We strategically select projects where we know we can make the greatest impact and make a difference. Our school food work includes partnerships where we can design and implement new innovative, equity driven, real food programs. Our approach to program design always keeps students at the center. School meal programs can be designed to meet the needs and values of the today’s 21st century student. Students should have a positive meal experience, one that stimulates the senses, connects to food, where students feel valued, and be able to have an active voice in.
Lunch In The Classroom Quickie Guide
For the 2020/21 school year, A Better Course has developed a turn-key Lunch In The Classroom Quickie Guide for Schools. This guide is intended for Principals and classroom staff on how to serve (and clean up) lunch in the classroom. While each district’s meal operations are unique, there are certain consistencies, including tools teachers use for classroom management and tools to implement programs in the classroom.
In an ideal situation, students would enjoy lunch in the cafeteria or outdoor spaces. However, this option is not feasible for many schools. Meals in the classroom requires a team effort, involving not only the teacher, but also students, custodians, and of course, the Nutrition Service teams.
Please contact us directly at Zetta@abettercourse.org if you are interested in the Lunch In The Classroom Quickie Guide.
Flunking Lunch Report
Further, we pick issues to work on where sometimes, no one else is looking. Our 2010 “Flunking Lunch” report focused on problems of social justice, accounting and technology that were discouraging low-income students from eating school meals and taking money from federal funds provided for those meals. A Better Course also collaborated with the San Francisco Unified School District Food and Fitness Committee to develop a new, seminal Wellness Policy for school nutrition and physical activity.
Unbeknownst to many, schools often have two lunch lines; in one, mostly low-income students stand to receive a free lunch as part of the National School Lunch Program, in the other their peers purchase more appealing “competitive food”, effectively segregating students by income. Some schools also require low-income students to use an electronic payment method at the cash register while their peers pay in cash. This means low income students are easily identified, and often stigmatized, leading many to skip lunch altogether. Read more . . .
San Francisco Unified School District’s Wellness Policy

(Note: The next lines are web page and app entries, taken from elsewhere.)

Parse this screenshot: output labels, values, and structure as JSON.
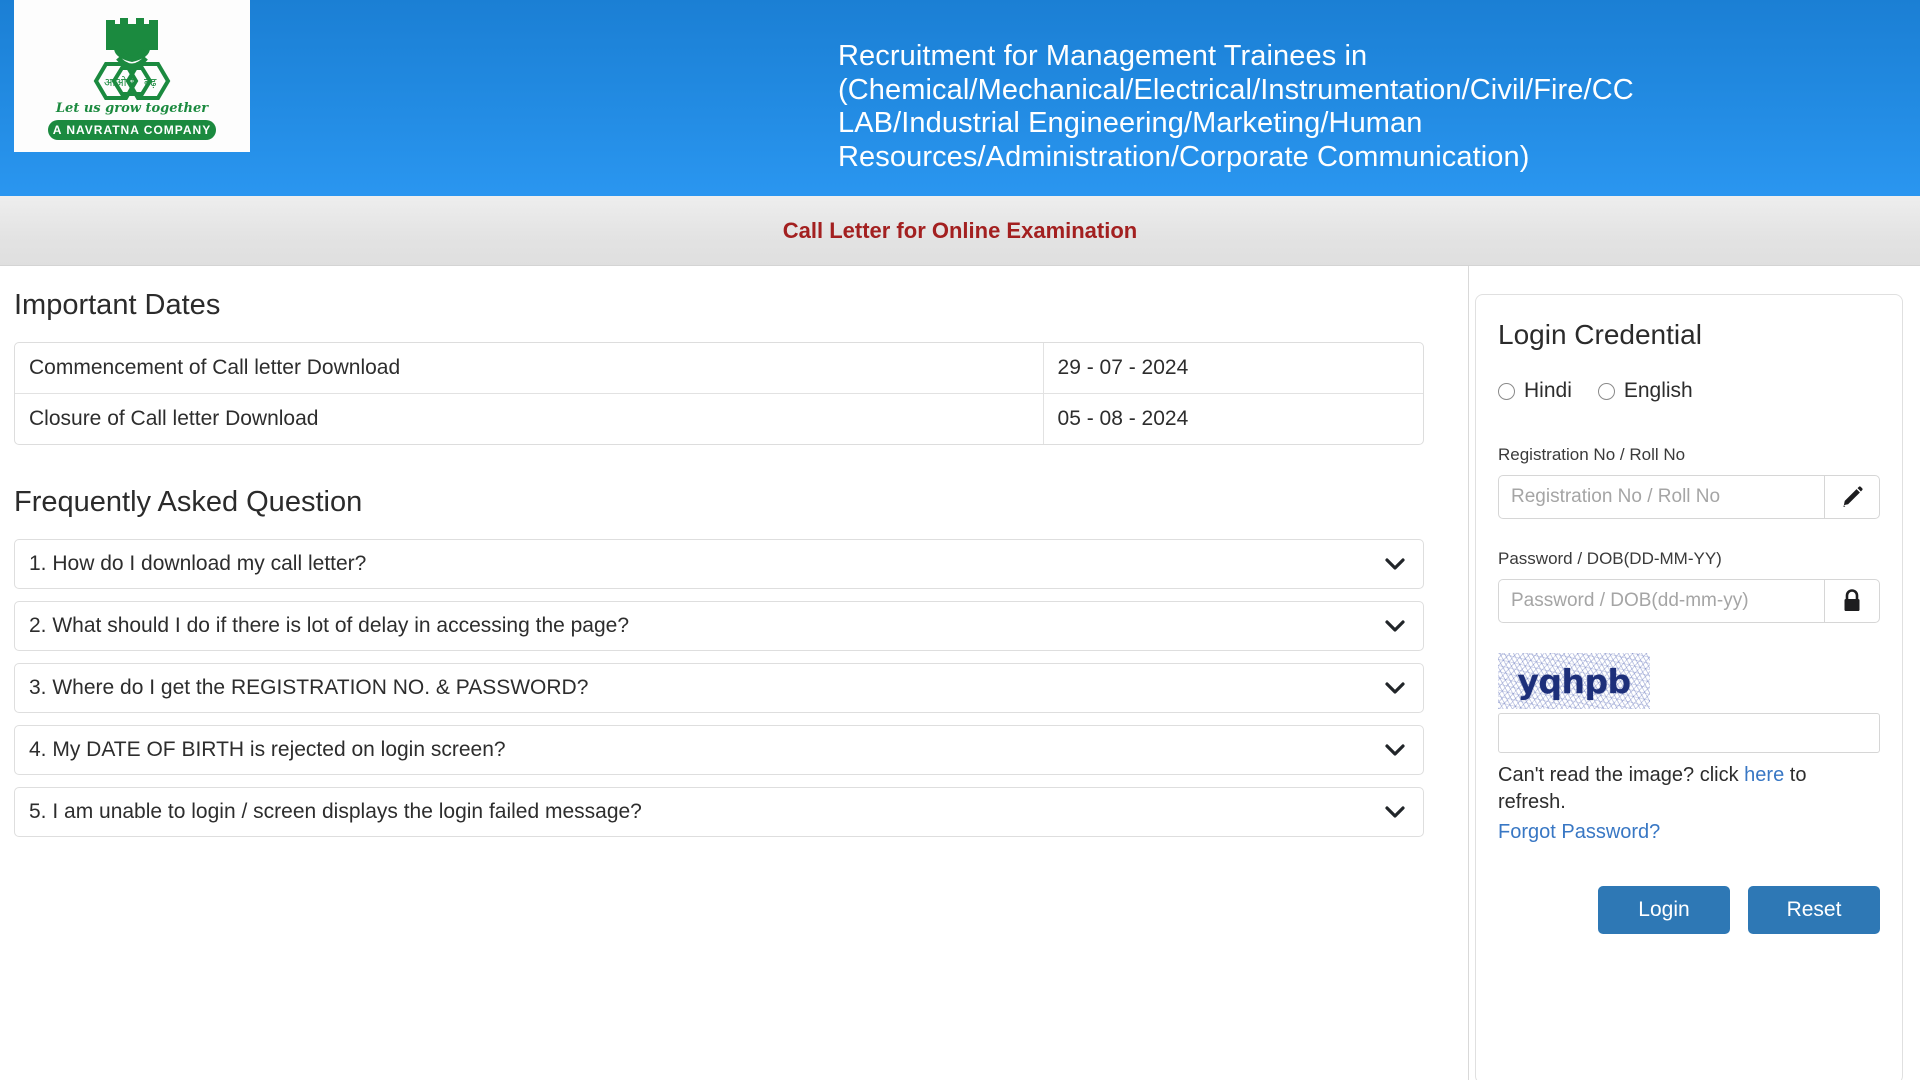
{
  "header": {
    "title": "Recruitment for Management Trainees in (Chemical/Mechanical/Electrical/Instrumentation/Civil/Fire/CC LAB/Industrial Engineering/Marketing/Human Resources/Administration/Corporate Communication)",
    "logo": {
      "hindi_left": "आओ",
      "hindi_center": "मी",
      "hindi_right": "बढ़",
      "tagline": "Let us grow together",
      "badge": "A NAVRATNA COMPANY"
    },
    "subtitle": "Call Letter for Online Examination",
    "colors": {
      "header_gradient_top": "#1b7fd4",
      "header_gradient_bottom": "#2a96f0",
      "subtitle_text": "#a32020",
      "logo_green": "#1b8a3f"
    }
  },
  "important_dates": {
    "heading": "Important Dates",
    "rows": [
      {
        "label": "Commencement of Call letter Download",
        "value": "29 - 07 - 2024"
      },
      {
        "label": "Closure of Call letter Download",
        "value": "05 - 08 - 2024"
      }
    ]
  },
  "faq": {
    "heading": "Frequently Asked Question",
    "items": [
      {
        "question": "1. How do I download my call letter?"
      },
      {
        "question": "2. What should I do if there is lot of delay in accessing the page?"
      },
      {
        "question": "3. Where do I get the REGISTRATION NO. & PASSWORD?"
      },
      {
        "question": "4. My DATE OF BIRTH is rejected on login screen?"
      },
      {
        "question": "5. I am unable to login / screen displays the login failed message?"
      }
    ]
  },
  "login": {
    "title": "Login Credential",
    "language_options": [
      {
        "label": "Hindi",
        "selected": false
      },
      {
        "label": "English",
        "selected": false
      }
    ],
    "registration": {
      "label": "Registration No / Roll No",
      "placeholder": "Registration No / Roll No",
      "value": "",
      "addon_icon": "pencil-icon"
    },
    "password": {
      "label": "Password / DOB(DD-MM-YY)",
      "placeholder": "Password / DOB(dd-mm-yy)",
      "value": "",
      "addon_icon": "lock-icon"
    },
    "captcha": {
      "text": "yqhpb",
      "input_value": "",
      "refresh_prefix": "Can't read the image? click ",
      "refresh_link": "here",
      "refresh_suffix": " to refresh.",
      "forgot_password": "Forgot Password?"
    },
    "buttons": {
      "login": "Login",
      "reset": "Reset"
    },
    "colors": {
      "button_bg": "#2e78b5",
      "link": "#3877c4",
      "captcha_text": "#1d2f7a"
    }
  }
}
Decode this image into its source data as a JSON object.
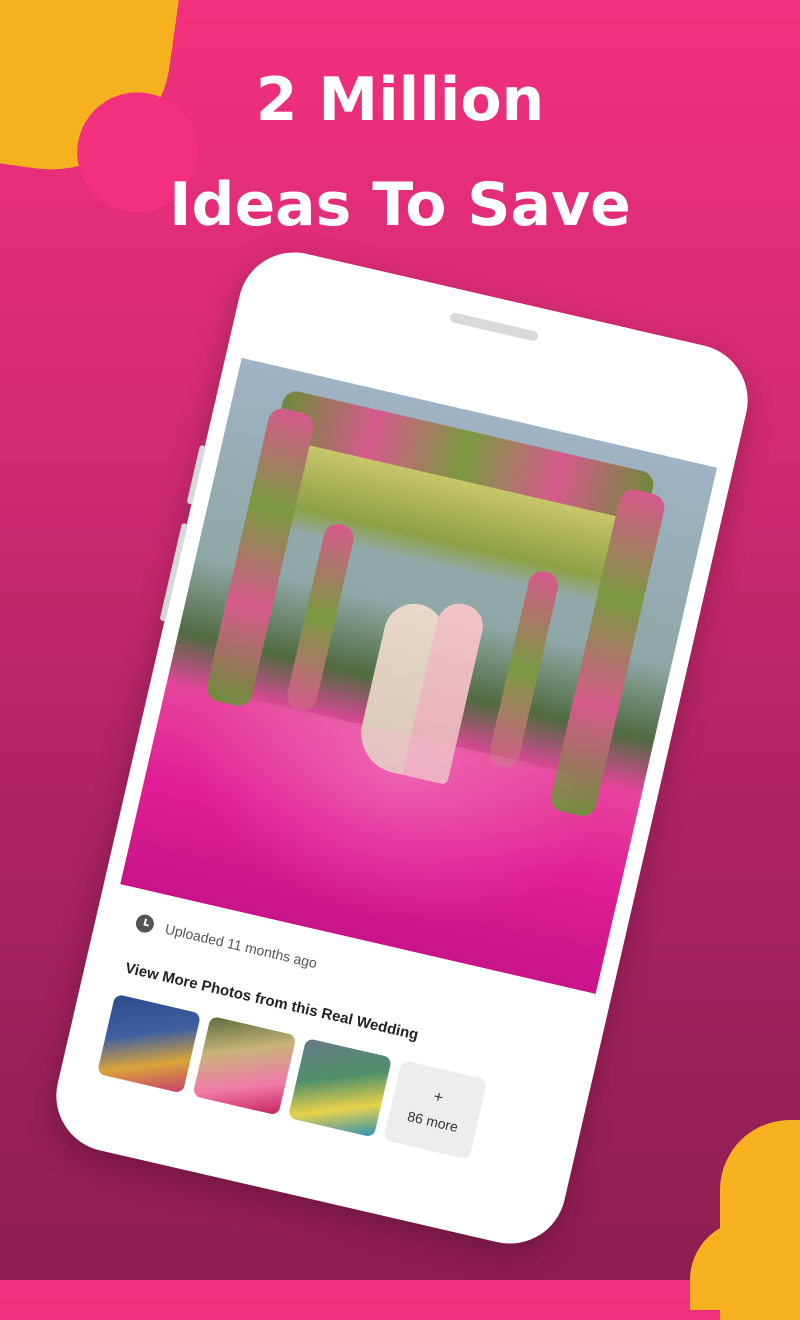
{
  "headline": {
    "line1": "2 Million",
    "line2": "Ideas To Save"
  },
  "colors": {
    "background_top": "#f3307d",
    "background_bottom": "#8e1d51",
    "accent_blob": "#f6b21e",
    "headline_text": "#ffffff"
  },
  "photo_details": {
    "uploaded_text": "Uploaded 11 months ago",
    "icon": "clock-icon"
  },
  "more_photos": {
    "title": "View More Photos from this Real Wedding",
    "more_plus": "+",
    "more_count": "86 more"
  }
}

Starting in 2003, A Better Course (formerly Campaign for Better Nutrition) worked with a very small, dedicated group of activists and administrators to develop what was then one of the most comprehensive wellness policies in the nation. Read more . . .
SFUSD Wellness Policy Press Release, 2015